[Start of Attachment]

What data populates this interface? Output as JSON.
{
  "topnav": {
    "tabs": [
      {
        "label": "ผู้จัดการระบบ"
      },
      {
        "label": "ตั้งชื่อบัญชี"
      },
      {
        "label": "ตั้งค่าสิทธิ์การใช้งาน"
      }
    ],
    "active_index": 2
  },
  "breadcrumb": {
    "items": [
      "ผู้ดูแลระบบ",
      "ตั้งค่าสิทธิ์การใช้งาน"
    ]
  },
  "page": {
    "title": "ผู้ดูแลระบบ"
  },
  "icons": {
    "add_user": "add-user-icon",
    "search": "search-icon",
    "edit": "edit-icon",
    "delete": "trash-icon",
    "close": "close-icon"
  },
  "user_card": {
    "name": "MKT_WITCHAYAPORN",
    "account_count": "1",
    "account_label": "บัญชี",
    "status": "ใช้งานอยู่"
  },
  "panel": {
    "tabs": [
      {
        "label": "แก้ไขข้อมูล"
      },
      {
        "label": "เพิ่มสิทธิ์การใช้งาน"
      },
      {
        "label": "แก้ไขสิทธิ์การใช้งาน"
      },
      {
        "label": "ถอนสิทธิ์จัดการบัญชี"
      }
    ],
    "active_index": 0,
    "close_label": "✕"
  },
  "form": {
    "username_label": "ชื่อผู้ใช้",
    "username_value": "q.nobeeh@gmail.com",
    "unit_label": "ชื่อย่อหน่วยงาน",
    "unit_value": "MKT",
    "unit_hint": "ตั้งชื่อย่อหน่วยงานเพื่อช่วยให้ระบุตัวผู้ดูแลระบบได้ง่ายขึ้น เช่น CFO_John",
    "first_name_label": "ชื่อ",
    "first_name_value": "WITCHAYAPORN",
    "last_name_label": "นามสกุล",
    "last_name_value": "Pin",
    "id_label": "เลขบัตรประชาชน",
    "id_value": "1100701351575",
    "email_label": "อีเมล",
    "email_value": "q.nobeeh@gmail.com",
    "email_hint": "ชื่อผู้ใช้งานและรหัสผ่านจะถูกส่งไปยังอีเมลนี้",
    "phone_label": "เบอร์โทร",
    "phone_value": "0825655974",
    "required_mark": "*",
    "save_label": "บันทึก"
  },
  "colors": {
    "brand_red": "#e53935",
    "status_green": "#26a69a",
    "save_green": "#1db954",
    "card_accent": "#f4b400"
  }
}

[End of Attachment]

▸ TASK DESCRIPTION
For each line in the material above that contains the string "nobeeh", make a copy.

▸ SOLUTION
    "username_value": "q.nobeeh@gmail.com",
    "email_value": "q.nobeeh@gmail.com",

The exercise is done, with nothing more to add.